--I like Michael Bolton, and can even tolerate Celine Dion. (not ironically)
--In fact, I don't have a single piece of music that wasn't popular at some point. You've heard of them.
--I don't drink Pabst Blue Ribbon beer.
--I don't wear flannel unless I'm cold.
--I don't smoke.
--When I buy glasses, I intentionally do not want them to be obvious. Skinny rims for me.
--I like sports.
--I'm nearly the opposite of a vegetarian.
--I liked Garden State well enough, but it didn't change my life.
--For the most part, I think your movies are weird, sad, and boring. Or all three.
--I still think "organic" means "composed of carbon."
--I mixed up hummus with haggis, and I don't like either one.
--I don't want my pastor to be cool; I want him to tell me the truth.

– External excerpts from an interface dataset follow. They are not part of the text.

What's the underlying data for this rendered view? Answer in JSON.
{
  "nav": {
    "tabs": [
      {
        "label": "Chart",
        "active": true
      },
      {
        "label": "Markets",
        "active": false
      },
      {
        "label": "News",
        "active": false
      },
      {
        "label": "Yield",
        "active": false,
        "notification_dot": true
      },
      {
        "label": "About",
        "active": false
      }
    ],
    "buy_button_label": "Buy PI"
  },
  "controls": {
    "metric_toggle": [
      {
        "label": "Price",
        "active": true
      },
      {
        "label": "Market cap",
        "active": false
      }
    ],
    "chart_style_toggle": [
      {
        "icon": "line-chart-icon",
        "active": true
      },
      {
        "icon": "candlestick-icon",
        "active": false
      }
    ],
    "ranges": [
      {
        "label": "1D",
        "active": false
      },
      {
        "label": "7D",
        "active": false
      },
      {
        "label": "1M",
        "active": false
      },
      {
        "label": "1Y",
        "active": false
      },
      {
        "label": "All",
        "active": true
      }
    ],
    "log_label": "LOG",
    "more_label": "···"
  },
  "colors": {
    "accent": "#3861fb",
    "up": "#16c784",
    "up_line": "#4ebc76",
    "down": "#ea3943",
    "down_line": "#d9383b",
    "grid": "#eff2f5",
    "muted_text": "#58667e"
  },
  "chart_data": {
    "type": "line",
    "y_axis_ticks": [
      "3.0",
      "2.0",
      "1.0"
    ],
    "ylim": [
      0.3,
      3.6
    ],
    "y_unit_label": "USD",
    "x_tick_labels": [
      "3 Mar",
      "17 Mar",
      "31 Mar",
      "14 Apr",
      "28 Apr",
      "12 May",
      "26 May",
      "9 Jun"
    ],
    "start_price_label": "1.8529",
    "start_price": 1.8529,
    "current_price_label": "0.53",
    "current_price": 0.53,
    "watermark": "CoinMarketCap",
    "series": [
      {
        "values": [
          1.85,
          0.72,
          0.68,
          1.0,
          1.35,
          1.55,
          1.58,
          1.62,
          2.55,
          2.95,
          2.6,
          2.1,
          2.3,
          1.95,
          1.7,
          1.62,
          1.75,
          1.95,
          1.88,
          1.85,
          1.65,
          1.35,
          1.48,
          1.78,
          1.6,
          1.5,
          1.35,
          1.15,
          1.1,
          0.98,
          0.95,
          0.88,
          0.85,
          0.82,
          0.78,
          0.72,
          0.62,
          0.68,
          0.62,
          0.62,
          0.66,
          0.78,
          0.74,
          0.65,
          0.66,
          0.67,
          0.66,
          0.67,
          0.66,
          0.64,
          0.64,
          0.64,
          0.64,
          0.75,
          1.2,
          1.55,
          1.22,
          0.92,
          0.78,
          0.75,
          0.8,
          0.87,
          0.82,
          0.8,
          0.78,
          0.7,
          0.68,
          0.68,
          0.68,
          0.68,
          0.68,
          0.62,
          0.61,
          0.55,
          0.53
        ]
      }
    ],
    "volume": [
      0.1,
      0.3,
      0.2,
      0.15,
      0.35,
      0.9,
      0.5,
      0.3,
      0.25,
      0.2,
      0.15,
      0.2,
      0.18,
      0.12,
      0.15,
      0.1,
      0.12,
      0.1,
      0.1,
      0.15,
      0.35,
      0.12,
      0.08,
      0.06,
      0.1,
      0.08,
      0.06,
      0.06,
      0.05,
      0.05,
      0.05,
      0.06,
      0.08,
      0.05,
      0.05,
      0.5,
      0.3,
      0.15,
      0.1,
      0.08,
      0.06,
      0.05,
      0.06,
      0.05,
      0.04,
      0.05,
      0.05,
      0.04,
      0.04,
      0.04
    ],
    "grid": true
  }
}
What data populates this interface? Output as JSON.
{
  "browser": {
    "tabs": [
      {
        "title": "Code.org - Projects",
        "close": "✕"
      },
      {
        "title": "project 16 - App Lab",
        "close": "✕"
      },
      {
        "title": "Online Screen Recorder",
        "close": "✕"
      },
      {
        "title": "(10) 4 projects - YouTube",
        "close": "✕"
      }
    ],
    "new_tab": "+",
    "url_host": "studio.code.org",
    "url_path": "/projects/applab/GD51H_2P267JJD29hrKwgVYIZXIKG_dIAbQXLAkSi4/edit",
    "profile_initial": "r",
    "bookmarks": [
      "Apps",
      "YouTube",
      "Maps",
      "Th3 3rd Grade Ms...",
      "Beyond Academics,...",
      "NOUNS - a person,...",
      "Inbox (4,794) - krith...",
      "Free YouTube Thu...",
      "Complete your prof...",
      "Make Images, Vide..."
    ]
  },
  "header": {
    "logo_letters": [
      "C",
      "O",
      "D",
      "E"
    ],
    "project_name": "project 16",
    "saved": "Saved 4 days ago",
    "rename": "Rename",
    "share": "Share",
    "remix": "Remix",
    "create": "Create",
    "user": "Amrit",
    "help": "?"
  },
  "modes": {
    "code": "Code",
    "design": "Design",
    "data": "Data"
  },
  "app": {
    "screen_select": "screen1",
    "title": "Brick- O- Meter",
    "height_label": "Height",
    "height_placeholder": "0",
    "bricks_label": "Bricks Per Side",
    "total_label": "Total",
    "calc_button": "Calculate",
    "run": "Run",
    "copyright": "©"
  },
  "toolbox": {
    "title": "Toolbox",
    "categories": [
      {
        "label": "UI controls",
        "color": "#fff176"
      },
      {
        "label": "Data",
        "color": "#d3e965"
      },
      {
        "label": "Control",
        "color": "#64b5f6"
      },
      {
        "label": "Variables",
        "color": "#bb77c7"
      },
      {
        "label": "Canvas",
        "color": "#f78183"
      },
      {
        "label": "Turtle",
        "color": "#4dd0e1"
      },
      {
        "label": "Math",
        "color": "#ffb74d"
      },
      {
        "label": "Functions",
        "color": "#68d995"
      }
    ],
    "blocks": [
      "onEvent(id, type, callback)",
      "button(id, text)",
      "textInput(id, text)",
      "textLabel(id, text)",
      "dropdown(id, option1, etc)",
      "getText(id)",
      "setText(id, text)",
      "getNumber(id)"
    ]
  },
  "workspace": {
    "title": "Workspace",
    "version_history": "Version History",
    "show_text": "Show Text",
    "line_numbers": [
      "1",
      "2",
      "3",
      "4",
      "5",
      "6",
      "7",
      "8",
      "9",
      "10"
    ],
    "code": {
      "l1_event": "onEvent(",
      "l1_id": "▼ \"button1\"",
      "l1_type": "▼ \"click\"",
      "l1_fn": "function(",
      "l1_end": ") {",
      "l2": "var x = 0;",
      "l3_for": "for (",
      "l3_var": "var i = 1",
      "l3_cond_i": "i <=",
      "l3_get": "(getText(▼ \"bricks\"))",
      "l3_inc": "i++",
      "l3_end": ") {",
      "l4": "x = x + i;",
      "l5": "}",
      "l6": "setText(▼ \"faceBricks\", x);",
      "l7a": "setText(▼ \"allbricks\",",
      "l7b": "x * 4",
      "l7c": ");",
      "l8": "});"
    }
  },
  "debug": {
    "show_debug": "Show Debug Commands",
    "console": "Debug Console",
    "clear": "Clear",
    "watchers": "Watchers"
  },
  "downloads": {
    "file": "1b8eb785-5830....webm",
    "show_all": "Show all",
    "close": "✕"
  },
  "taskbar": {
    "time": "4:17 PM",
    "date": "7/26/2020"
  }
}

I think he's already cool anyway, because he belongs to God.

I think we'll be OK. Just know that I'm mainstream, and I'm OK with that. But we agree: New Girl is hilarious.

Monday, May 28, 2012

Five men were ordained to the priesthood of Jesus Christ yesterday in the Archdiocese of St. Louis; as a friend of them, I was in attendance. It was a lavish outpouring of grace upon all of us. I'm honored to be acquainted with most of them, and I'd say pretty close to one of them. It reminded me of one of my lurking insights from the journey, one thing I was very right about: "Why would the New Testament be less sacramental than the Old?" Answer: It's not. Not even close. If J.B. Lightfoot had been right in his commentary on Galatians, that the ordained clergy in the Church has always been understood functionally and not sacramentally--following upon Luther's basic rejection of the sacramental hierarchy and the levelling of clergy and lay--it seems to me we should be Plymouth Brethren, Zwinglians, or Restorationists on the point. If we truly believe, on the contrary, that grace is communicated by these sacred signs, and that certain men are called by God for that very purpose, then the dispute about exactly who are Christ's ministers, the validity of our sacraments, and the faith contained in them retains its special force. If ordained Christian ministry is not sacramental at its core, the whole thing is plain vanity. I felt the reality of this for the first in a Christian Worship class while still a Reformed seminarian. Why should anyone tremble before Calvin and the Consistory if they themselves believed that authority was only managerial, in the end? Better yet, why follow these men and not those others? If it is a matter of education, I have known much more educated men than those in pulpits. And we're back to Sola Scriptura. Did Calvin have some special insight, some unique hermeneutical key that Wesley or Melancthon or whoever did not? This "magisterium of exegesis" won't solve anything. We all have exegetes and scholars. It's the Noltie Conundrum: If I believe X about doctrine a,--presupposing we are appealing to the Holy Spirit and the Scriptures on a matter that is not adiaphora, how do I know I'm right? And looking at it from the outside, what can I reasonably conclude about Divine Truth in light of the impasse? People aren't relativists only because they want to be; they might simply not know what Christ and His Church are saying to them. Still feeling good about your ecclesiology? The lines between subjectivism, banality, and outright sin get pretty blurry when you decide what "gospel" and "Church" and "Truth" mean. Happy to be Catholic. No; that doesn't do it justice.